Title: Synergism Exists Between Ethylene and Methy Jasmonate in Artificial Light-Induced Pigment Enhancement of 'Fuji' Apple Fruit Peel Authors
Submitted to: Postharvest Biology and Technology
Publication Type: Peer Reviewed Journal
Publication Acceptance Date: May 31, 2007
Publication Date: January 15, 2008
Citation: Rudell Jr, D.R., Mattheis, J.P. 2008. Synergism Exists Between Ethylene and Methy Jasmonate in Artificial Light-Induced Pigment Enhancement of 'Fuji' Apple Fruit Peel. Postharvest Biology and Technology. (47): 136-140. Interpretive Summary: Promotion of apple peel pigment synthesis not only potentially enhances the value of the commodity, but also its nutritive worth given the antioxidant nature of many pigment components . Efficient commercial practices for controlling peel color, such as those utilizing naturally occurring chemicals, are still needed. The present study evaluated how methyl jasmonate and ethylene treatment can act together, in concert with light to modulate pigment metabolism in apple pee tissue. The results indicated methyl jasmonate can enhance red pigment and other related compounds alone but its efficacy can be enhanced or reduced depending on the specific compound and ethylene presence and availability.

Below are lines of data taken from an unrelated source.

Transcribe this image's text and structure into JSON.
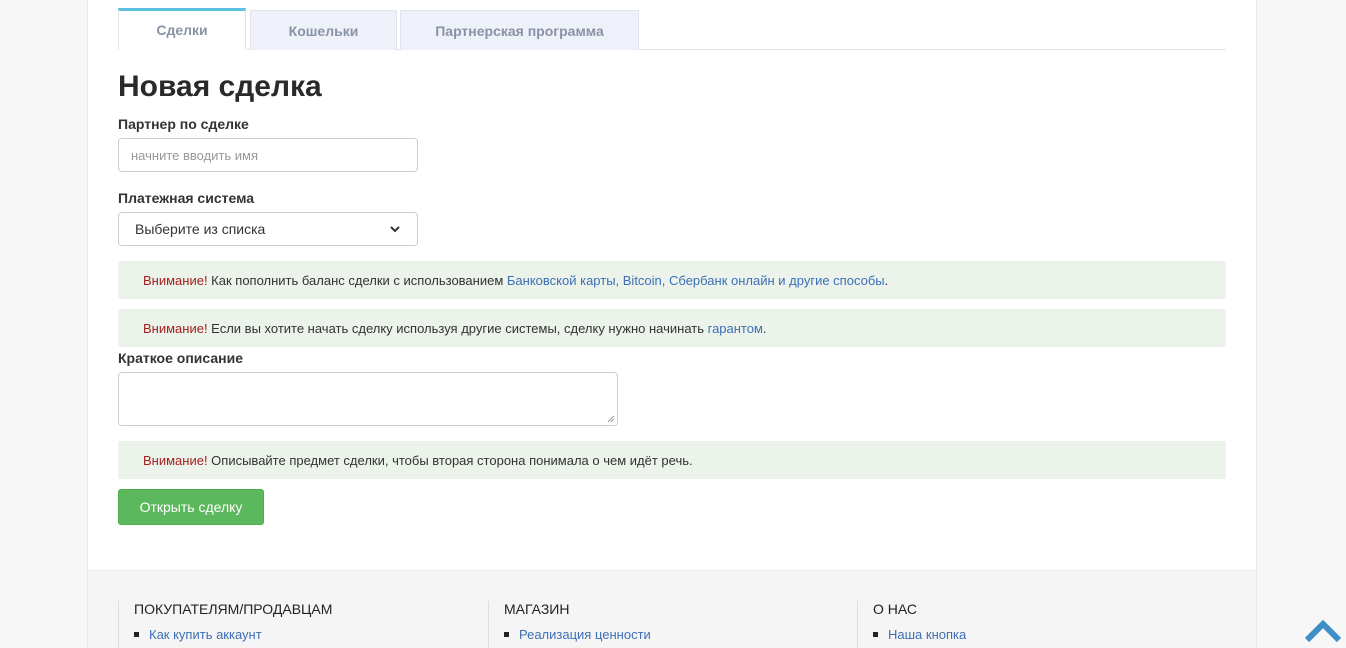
{
  "tabs": [
    {
      "label": "Сделки",
      "active": true
    },
    {
      "label": "Кошельки",
      "active": false
    },
    {
      "label": "Партнерская программа",
      "active": false
    }
  ],
  "page_title": "Новая сделка",
  "partner": {
    "label": "Партнер по сделке",
    "placeholder": "начните вводить имя"
  },
  "payment": {
    "label": "Платежная система",
    "selected": "Выберите из списка"
  },
  "alerts": [
    {
      "warn": "Внимание!",
      "text": " Как пополнить баланс сделки с использованием ",
      "link": "Банковской карты, Bitcoin, Сбербанк онлайн и другие способы",
      "tail": "."
    },
    {
      "warn": "Внимание!",
      "text": " Если вы хотите начать сделку используя другие системы, сделку нужно начинать ",
      "link": "гарантом",
      "tail": "."
    },
    {
      "warn": "Внимание!",
      "text": " Описывайте предмет сделки, чтобы вторая сторона понимала о чем идёт речь.",
      "link": "",
      "tail": ""
    }
  ],
  "description": {
    "label": "Краткое описание"
  },
  "submit_label": "Открыть сделку",
  "footer": {
    "cols": [
      {
        "title": "ПОКУПАТЕЛЯМ/ПРОДАВЦАМ",
        "links": [
          "Как купить аккаунт"
        ]
      },
      {
        "title": "МАГАЗИН",
        "links": [
          "Реализация ценности"
        ]
      },
      {
        "title": "О НАС",
        "links": [
          "Наша кнопка"
        ]
      }
    ]
  },
  "colors": {
    "accent_tab": "#5bc0de",
    "button": "#5cb85c",
    "alert_bg": "#ebf3ea",
    "warn": "#a51e1e",
    "link": "#3d6fb6"
  },
  "icons": {
    "select_arrow": "chevron-down-icon",
    "scroll_top": "chevron-up-icon"
  }
}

Technical Abstract: Pigment content of detached ‘Fuji’ apple peel was characterized in fruit exposed to ethylene and/or treated with methyl jasmonate (MJ), then irradiated with ultra-violet (UV)/white light. Peel pigments were analyzed using reverse-phase high performance liquid chromatography coupled with scanning UV-visible absorbance detection. Treatment with MJ alone enhanced anthocyanin content, including idaein, the major anthocyanin in apple fruit. Anthocyanin content was further enhanced by treatment with MJ + ethylene. Treatment with the ethylene action inhibitor 1-MCP plus MJ reduced red coloration compared to MJ alone. Treatment with ethylene or 1-MCP alone, or ethylene+1-MCP had no effect on anthocyanin accumulation. Production of hyperin, the major quercetin glycoside in peel tissue, was enhanced by MJ and inhibition of ethylene action with 1-MCP enhanced the impact of MJ. 1-MCP with or without MJ increased phloridzin content. Chlorogenic acid synthesis was enhanced following treatment with MJ and/or ethylene, however, treatment with 1-MCP alone or 1-MCP plus MJ resulted in reduced chlorogenic acid content. ß-carotene synthesis increased following MJ plus ethylene, but was not enhanced by MJ or ethylene alone. The results indicate synergistic or additive responses between ethylene and MJ exist for regulation of apple peel pigment synthesis pathways.